[Entries from a dataset of interfaces]
- - - - -

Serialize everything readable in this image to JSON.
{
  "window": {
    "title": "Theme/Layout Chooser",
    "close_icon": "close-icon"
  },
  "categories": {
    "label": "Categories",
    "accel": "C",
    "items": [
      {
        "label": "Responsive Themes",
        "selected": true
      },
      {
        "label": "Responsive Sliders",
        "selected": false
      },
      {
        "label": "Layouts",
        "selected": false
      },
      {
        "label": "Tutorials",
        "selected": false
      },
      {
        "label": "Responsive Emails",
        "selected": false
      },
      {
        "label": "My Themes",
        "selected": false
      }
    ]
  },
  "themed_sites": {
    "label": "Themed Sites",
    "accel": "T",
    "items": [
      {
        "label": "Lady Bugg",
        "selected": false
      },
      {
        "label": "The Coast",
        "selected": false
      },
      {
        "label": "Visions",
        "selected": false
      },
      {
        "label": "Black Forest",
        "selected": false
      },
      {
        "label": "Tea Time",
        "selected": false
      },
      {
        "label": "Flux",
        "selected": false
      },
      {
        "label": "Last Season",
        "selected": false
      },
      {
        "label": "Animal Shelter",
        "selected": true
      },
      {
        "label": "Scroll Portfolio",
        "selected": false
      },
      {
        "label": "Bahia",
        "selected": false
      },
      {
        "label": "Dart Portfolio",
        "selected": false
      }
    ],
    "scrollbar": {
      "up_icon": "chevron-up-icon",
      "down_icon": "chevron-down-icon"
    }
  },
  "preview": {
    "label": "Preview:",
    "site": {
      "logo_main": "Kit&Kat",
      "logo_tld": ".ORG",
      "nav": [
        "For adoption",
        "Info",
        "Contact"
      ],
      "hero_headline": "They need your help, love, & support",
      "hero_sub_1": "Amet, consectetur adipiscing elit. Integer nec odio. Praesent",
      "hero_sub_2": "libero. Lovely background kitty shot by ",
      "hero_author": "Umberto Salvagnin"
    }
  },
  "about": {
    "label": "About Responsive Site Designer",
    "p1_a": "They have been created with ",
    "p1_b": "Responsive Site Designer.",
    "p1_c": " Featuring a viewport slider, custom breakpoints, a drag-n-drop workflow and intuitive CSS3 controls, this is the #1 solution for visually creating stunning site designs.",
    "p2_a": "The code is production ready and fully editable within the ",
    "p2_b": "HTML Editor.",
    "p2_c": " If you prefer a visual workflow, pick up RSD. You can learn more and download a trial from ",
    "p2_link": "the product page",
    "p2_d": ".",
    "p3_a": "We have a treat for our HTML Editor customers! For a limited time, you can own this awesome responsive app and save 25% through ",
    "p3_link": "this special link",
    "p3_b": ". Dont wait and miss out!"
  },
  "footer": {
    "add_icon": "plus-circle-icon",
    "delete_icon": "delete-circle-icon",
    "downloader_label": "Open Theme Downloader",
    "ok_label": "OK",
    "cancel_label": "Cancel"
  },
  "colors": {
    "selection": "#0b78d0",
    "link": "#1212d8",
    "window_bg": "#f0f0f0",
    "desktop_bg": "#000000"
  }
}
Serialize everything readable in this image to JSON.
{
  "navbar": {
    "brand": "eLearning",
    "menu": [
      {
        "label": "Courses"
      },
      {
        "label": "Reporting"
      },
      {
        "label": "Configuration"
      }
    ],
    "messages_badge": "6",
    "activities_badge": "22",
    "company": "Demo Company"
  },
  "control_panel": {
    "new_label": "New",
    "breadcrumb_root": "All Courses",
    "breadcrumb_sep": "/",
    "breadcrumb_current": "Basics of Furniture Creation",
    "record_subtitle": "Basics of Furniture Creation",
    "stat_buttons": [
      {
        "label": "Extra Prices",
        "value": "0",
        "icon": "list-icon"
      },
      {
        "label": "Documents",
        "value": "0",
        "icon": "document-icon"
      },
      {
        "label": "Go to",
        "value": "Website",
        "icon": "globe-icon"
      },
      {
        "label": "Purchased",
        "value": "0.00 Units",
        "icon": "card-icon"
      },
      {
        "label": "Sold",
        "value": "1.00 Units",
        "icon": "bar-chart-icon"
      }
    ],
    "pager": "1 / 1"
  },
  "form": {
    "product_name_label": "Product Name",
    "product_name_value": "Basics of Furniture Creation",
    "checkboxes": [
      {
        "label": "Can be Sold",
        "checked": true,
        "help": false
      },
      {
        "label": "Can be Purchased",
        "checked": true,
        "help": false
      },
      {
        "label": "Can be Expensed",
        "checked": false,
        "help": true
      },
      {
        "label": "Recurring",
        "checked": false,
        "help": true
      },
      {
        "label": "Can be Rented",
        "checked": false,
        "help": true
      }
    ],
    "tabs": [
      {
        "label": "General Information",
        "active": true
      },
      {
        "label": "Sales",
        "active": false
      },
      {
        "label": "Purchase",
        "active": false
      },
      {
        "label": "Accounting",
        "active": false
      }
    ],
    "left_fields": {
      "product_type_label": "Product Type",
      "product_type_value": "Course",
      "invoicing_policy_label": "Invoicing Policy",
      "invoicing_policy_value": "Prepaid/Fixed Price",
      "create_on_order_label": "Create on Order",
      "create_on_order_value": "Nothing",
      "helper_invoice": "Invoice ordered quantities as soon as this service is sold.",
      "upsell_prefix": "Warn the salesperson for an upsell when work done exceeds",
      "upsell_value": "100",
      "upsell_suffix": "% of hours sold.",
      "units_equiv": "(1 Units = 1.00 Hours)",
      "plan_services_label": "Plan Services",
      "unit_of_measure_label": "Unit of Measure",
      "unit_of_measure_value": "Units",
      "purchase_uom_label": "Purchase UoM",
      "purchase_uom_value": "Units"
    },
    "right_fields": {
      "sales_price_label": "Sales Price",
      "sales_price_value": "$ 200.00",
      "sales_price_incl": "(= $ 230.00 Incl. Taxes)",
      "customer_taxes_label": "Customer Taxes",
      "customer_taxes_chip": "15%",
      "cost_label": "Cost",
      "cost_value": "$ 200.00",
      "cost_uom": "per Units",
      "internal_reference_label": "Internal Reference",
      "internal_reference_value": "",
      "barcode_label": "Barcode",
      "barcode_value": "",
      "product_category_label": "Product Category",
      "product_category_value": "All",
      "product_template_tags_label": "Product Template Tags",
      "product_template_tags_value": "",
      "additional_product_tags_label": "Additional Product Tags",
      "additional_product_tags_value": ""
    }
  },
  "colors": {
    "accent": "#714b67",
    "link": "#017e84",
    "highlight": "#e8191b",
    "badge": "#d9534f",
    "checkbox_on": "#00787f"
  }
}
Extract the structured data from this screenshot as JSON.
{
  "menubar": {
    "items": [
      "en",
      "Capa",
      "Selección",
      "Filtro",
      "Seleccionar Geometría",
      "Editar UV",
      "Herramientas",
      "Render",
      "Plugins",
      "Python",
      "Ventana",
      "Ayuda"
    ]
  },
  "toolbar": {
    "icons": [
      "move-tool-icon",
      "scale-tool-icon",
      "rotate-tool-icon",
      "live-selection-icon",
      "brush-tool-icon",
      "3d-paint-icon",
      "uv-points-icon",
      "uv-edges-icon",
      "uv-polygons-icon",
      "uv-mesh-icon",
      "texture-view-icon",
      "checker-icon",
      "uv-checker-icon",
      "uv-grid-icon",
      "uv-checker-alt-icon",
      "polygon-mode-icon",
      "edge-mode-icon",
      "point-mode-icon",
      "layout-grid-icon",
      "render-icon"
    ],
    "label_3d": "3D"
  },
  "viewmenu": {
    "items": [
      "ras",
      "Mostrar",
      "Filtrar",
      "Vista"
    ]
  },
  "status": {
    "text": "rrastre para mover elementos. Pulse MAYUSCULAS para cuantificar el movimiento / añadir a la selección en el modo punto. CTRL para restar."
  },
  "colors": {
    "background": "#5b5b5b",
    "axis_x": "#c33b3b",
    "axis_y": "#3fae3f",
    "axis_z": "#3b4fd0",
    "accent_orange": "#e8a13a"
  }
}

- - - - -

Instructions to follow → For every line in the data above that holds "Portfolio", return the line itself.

Result of this exercise →
        "label": "Scroll Portfolio",
        "label": "Dart Portfolio",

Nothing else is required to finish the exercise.